Sunday, November 19, 2017

Me and my Computer: Inseparable Forever



Yesterday, like every other morning, I turn on my desktop PC to start my daily routines - some requiring logging in, some not. For example, I have some bills to pay, and for that, I need to log in to “Pay Online.” Also, I have to write a short piece for a local magazine, so for that I need to open “Word.” So first, I click on “Pay Online.”

However, surprise: This morning, my computer reacts differently: Instead of opening “Pay Online,” I get a pop-up message saying: “You don’t have permission to access this folder.”

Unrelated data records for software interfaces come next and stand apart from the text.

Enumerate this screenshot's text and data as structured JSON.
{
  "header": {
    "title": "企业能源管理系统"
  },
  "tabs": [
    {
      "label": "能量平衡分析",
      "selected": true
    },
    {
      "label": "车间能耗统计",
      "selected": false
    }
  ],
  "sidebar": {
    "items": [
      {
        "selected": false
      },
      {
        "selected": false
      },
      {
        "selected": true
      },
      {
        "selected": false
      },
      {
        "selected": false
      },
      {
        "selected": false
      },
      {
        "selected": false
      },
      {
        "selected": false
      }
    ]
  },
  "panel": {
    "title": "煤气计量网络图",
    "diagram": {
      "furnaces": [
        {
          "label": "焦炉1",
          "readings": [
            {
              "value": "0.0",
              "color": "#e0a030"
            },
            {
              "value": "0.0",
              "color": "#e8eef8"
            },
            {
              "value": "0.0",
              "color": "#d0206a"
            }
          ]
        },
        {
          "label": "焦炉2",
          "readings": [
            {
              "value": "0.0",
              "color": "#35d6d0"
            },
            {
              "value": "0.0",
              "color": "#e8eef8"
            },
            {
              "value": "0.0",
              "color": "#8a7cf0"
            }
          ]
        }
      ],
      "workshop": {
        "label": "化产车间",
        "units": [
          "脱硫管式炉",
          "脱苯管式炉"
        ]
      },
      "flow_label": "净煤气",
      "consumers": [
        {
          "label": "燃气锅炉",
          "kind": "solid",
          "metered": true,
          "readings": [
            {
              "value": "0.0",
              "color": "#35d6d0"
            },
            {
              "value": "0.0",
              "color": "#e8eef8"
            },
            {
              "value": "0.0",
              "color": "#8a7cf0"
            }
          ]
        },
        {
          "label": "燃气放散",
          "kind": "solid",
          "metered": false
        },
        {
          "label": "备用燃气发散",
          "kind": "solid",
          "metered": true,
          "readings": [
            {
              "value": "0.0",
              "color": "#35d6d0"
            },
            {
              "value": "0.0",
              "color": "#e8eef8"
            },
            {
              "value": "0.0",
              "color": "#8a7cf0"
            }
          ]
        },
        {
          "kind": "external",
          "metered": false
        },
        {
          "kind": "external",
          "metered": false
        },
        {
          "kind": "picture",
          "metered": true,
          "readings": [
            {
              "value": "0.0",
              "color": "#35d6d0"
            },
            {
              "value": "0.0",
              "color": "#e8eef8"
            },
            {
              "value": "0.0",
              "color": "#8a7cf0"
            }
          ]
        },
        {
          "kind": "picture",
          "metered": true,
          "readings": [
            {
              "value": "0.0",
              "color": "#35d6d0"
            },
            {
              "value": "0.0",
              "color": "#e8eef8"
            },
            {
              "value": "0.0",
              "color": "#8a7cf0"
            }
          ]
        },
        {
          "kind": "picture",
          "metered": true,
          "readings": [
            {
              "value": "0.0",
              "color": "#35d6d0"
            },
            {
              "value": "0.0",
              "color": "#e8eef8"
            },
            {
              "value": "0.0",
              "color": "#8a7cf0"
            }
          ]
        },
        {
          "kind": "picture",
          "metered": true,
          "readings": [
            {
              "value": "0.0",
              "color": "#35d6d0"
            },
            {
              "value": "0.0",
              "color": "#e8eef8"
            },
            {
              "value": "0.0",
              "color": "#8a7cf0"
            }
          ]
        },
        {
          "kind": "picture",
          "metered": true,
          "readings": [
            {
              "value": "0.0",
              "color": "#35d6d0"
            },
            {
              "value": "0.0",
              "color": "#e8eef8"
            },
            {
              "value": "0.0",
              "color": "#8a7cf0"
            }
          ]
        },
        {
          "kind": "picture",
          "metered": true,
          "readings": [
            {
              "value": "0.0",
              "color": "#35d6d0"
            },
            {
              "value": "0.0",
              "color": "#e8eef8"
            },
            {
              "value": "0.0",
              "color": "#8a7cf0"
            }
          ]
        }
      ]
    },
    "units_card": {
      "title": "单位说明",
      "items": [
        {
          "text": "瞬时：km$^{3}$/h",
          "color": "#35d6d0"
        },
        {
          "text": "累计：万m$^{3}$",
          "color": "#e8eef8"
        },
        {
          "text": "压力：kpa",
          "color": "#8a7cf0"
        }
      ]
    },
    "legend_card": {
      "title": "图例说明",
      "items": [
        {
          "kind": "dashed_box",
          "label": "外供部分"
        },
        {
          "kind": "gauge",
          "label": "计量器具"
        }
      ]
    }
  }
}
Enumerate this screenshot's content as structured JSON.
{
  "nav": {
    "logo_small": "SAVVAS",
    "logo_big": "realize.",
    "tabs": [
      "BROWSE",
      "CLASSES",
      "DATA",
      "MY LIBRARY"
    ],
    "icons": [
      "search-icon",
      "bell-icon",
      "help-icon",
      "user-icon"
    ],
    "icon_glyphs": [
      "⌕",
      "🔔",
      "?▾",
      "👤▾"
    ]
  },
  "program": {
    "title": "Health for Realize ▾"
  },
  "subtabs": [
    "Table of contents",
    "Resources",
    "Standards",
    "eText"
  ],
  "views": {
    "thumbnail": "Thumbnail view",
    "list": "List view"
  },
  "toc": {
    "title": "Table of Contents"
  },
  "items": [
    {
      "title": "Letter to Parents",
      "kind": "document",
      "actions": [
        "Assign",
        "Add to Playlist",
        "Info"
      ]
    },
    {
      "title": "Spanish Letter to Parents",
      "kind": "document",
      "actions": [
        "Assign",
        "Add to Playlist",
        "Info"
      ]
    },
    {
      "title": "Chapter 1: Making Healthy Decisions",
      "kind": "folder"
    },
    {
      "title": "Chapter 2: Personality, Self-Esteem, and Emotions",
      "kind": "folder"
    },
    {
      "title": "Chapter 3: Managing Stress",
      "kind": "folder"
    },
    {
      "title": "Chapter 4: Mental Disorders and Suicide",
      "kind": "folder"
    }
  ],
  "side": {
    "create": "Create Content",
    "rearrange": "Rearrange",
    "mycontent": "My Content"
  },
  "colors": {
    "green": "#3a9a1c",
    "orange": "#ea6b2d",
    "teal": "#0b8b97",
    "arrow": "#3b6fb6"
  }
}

What’s going on? I’m not sure how to proceed, but since I also have an article to write, I decide to switch tasks. I’ll try online payments again later. Must be some glitch. So next, I click on “Word.” Same result, only worse: I get another pop-up message. It now says: “I just told you! You don’t have permission to access this folder!” Read more...

Tuesday, November 7, 2017

Should we Worry about Terrorism?



It’s happening weekly: On October 31, a terrorist killed eight people in New York. He used a truck to mow down his victims. Five days later, another one killed twenty-six innocents in a Texas church.

Having taught the Violence and Terrorism course at the university for many years, I feel compelled to write about this subject. Hopefully this article will be useful.

20th and 21st century man has become inured to news of violence because such news has become so frequent. Only a month earlier, Stephen Paddock killed 58 people and injured 546 in Las Vegas. Throughout this year, as in previous years, there have been attacks in various cities of the world - half a dozen in London and other British cities, several in Paris, Berlin, Barcelona, and so forth. Attacks on the Western World are covered most prominently, because we live in the West. We are most concerned about attacks against our world. This is selfish and totally natural. Read more...